● Exercise
Below are some entries. Return exactly the lines from the one with "Give me the" through the final line, leaving out any pictures.

● Recorded data
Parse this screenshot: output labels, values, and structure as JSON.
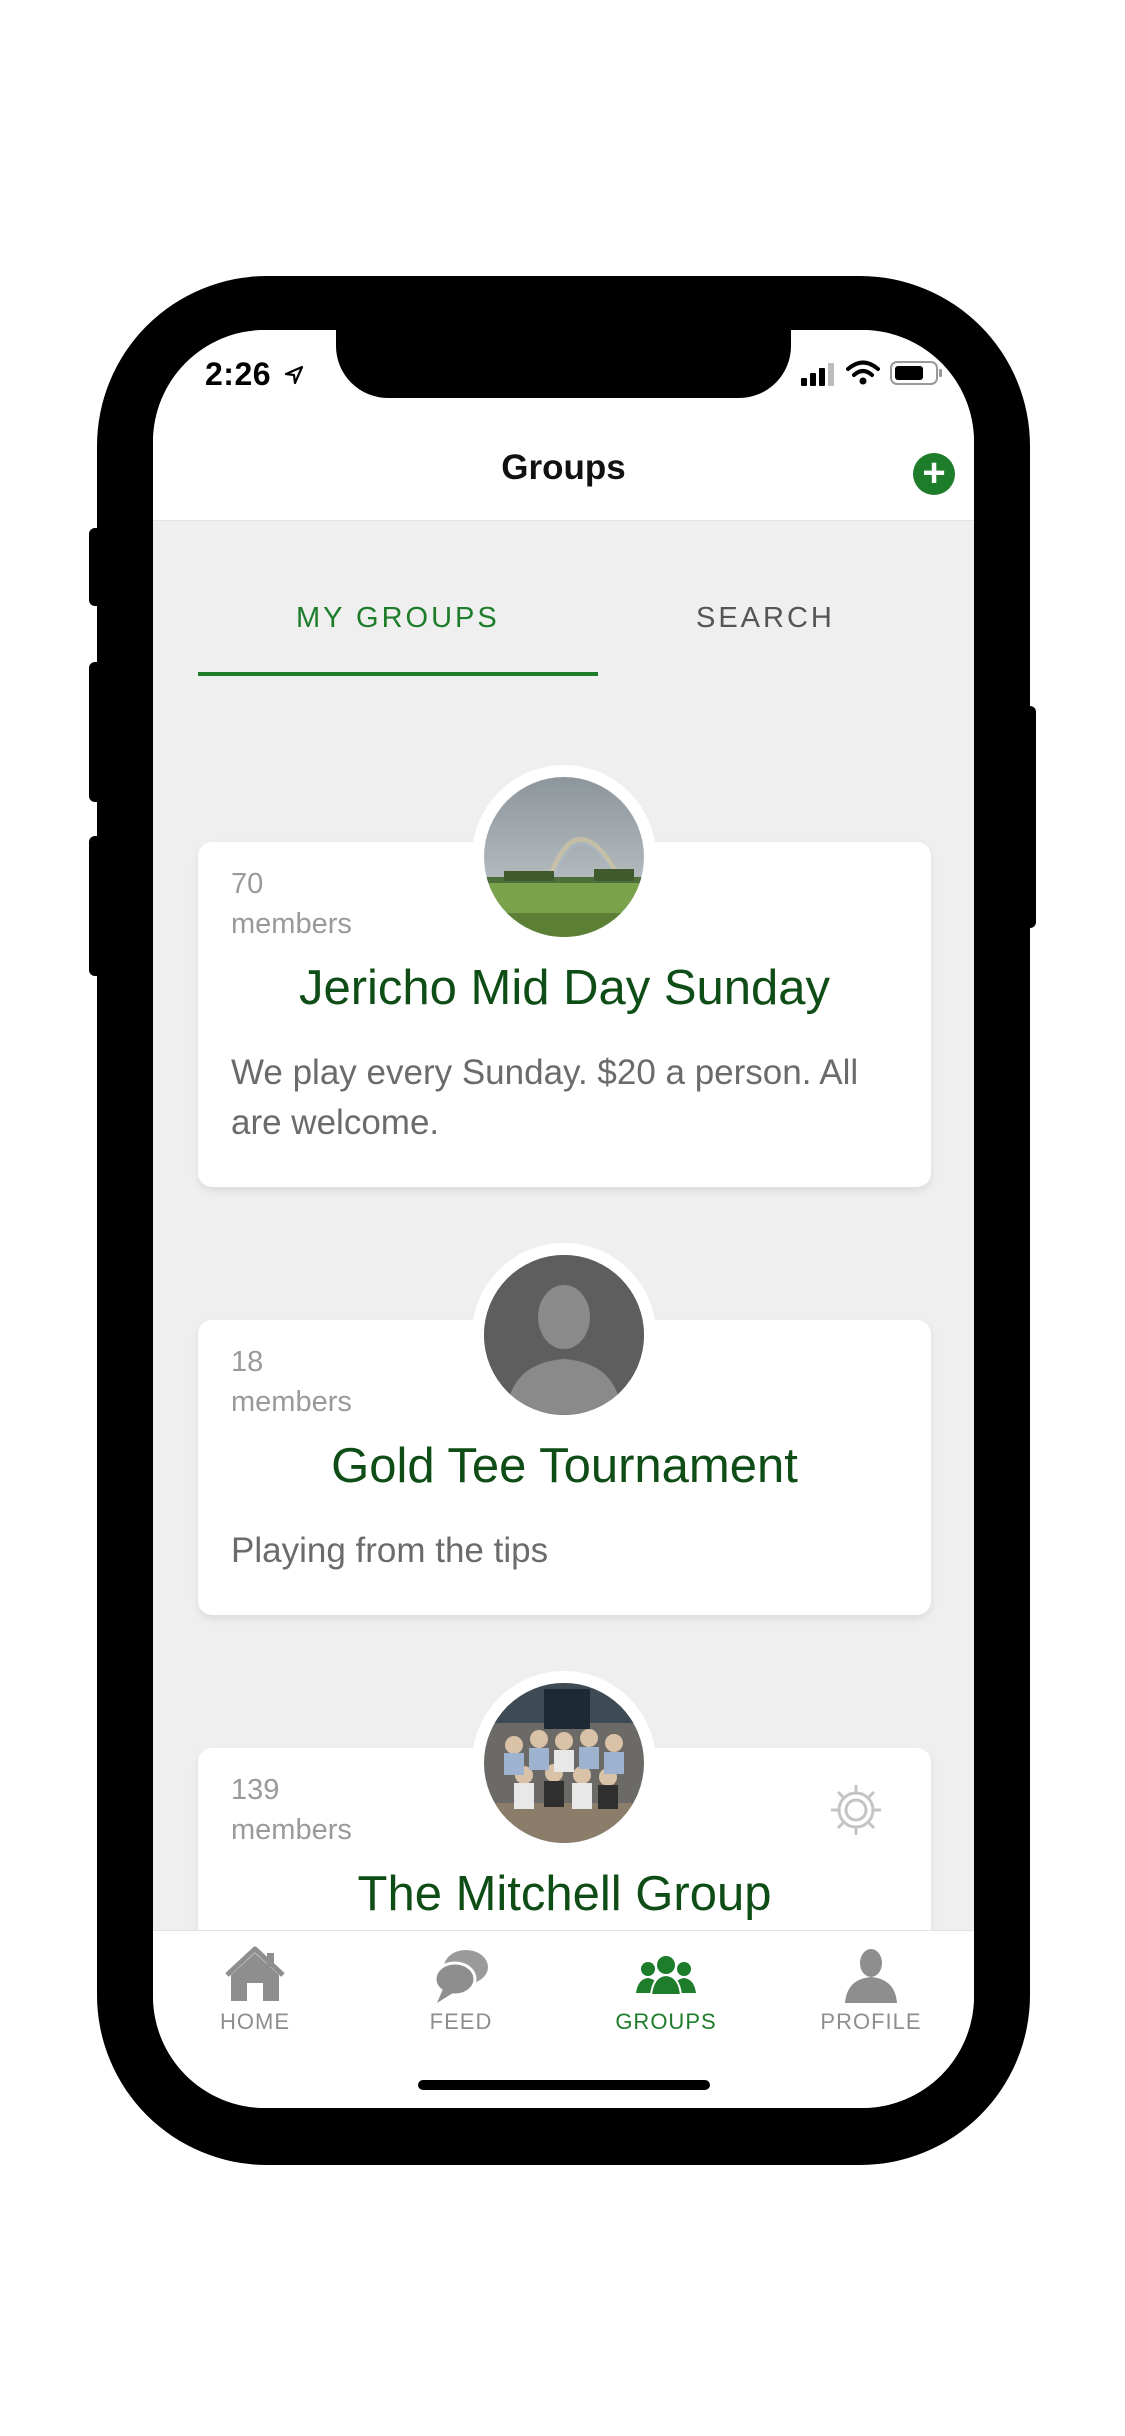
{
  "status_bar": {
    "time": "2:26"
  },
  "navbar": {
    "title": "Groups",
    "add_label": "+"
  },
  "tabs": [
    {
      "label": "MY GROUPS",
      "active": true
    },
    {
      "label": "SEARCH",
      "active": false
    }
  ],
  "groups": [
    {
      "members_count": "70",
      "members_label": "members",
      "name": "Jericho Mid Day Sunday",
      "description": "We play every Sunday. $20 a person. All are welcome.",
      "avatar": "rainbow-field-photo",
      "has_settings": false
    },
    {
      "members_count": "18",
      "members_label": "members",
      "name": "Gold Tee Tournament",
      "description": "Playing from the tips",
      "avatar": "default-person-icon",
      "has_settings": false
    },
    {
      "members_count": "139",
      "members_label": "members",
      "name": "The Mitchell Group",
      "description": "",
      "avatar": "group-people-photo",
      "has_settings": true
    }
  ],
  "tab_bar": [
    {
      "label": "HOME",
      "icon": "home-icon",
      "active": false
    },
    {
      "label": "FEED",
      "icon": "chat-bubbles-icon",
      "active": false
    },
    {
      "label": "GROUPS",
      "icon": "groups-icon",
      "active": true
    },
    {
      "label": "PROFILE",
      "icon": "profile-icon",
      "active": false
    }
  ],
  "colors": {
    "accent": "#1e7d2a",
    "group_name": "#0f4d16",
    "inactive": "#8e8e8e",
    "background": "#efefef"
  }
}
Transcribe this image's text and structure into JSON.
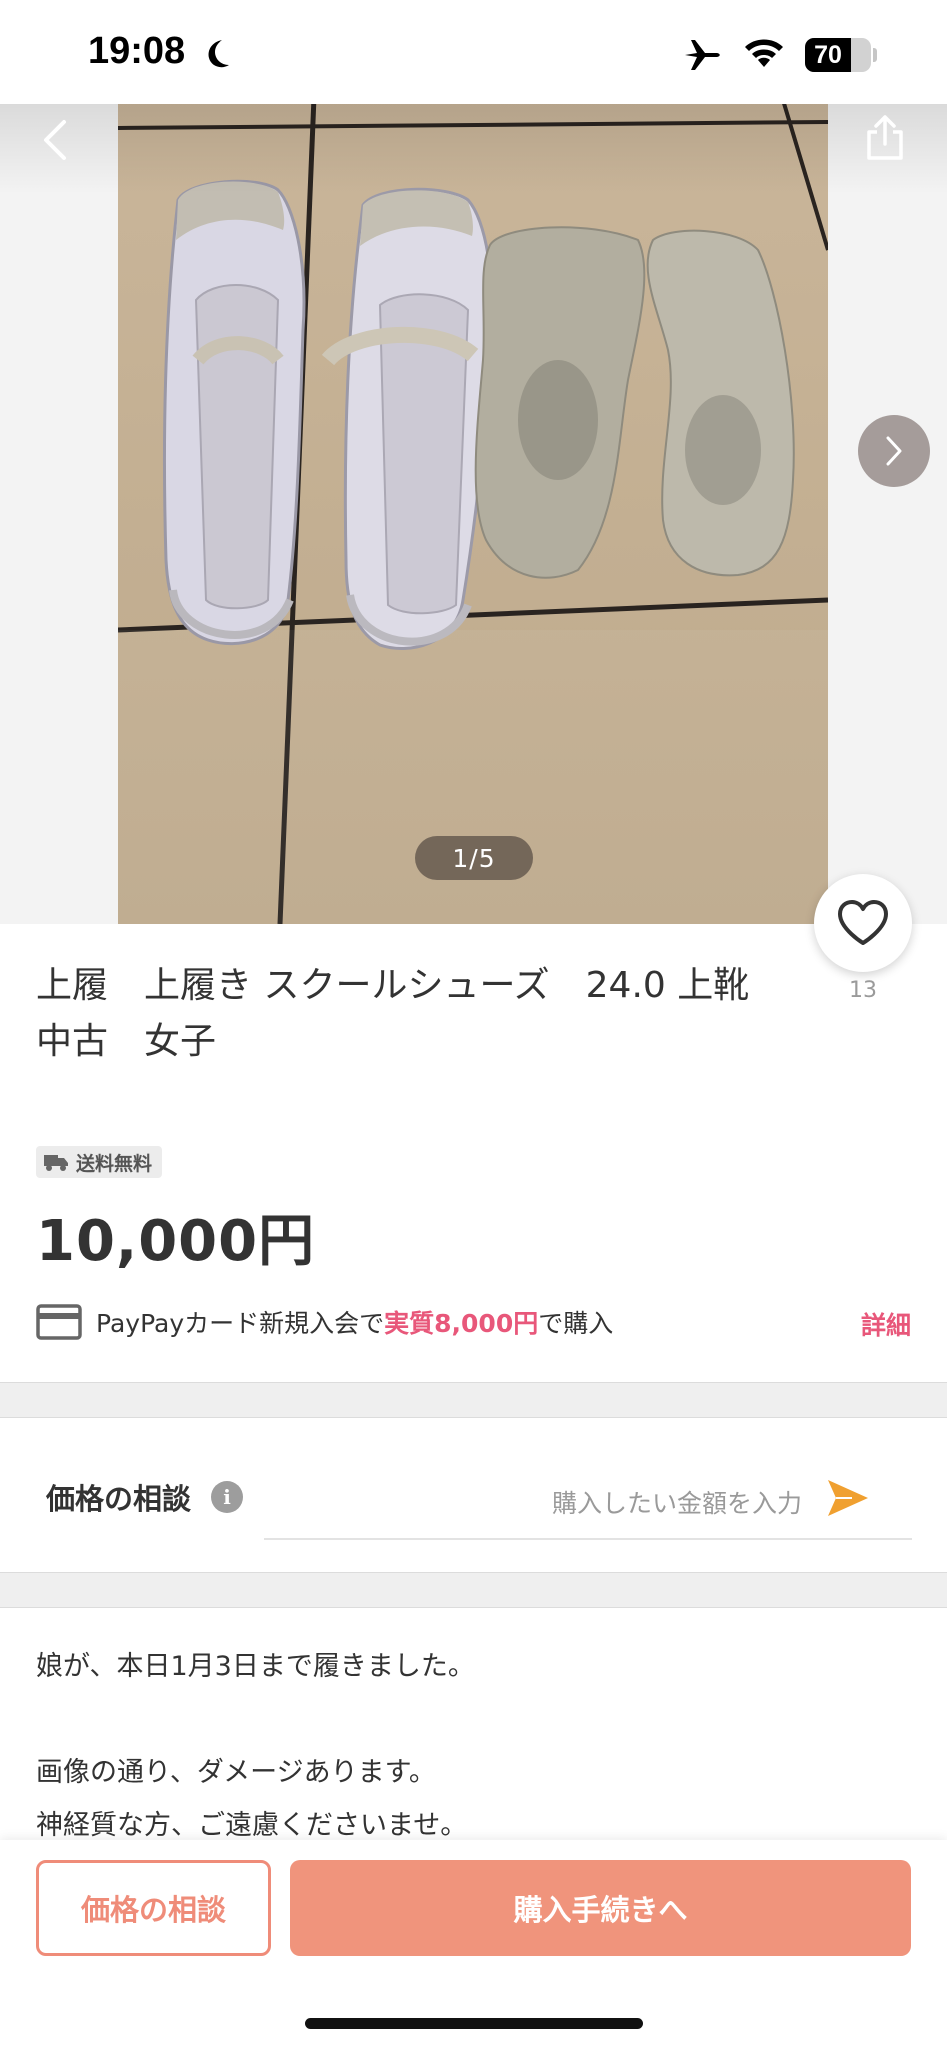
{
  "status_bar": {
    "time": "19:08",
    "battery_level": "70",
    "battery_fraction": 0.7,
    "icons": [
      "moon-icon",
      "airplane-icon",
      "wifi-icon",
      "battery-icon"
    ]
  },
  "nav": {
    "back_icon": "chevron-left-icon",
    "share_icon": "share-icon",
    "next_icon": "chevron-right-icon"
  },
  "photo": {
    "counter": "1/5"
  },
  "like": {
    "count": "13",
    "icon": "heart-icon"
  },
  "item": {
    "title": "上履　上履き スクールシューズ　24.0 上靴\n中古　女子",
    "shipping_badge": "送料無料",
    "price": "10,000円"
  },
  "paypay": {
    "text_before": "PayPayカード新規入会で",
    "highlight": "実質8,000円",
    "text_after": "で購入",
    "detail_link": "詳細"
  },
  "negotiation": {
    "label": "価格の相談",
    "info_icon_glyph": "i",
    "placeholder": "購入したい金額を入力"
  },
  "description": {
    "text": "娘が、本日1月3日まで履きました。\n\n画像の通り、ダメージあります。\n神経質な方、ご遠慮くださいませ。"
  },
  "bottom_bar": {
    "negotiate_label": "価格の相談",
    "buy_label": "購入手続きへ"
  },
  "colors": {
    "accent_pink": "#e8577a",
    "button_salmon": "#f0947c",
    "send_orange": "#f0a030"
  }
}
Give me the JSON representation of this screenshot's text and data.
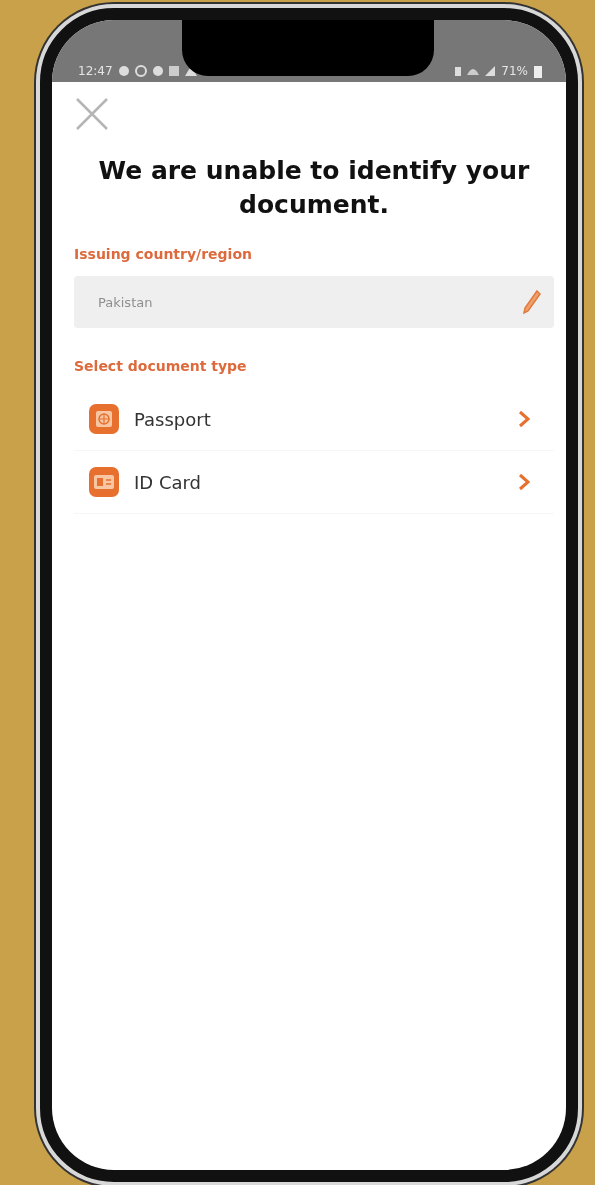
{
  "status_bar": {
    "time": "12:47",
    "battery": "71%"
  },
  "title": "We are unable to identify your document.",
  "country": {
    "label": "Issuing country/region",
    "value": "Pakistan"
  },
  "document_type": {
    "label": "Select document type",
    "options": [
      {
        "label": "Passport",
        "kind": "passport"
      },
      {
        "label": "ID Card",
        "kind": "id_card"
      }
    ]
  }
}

● Result below
Give me the JSON representation of this screenshot's text and data.
{
  "status_bar": {
    "time": "12:47",
    "battery": "71%"
  },
  "title": "We are unable to identify your document.",
  "country": {
    "label": "Issuing country/region",
    "value": "Pakistan"
  },
  "document_type": {
    "label": "Select document type",
    "options": [
      {
        "label": "Passport",
        "kind": "passport"
      },
      {
        "label": "ID Card",
        "kind": "id_card"
      }
    ]
  }
}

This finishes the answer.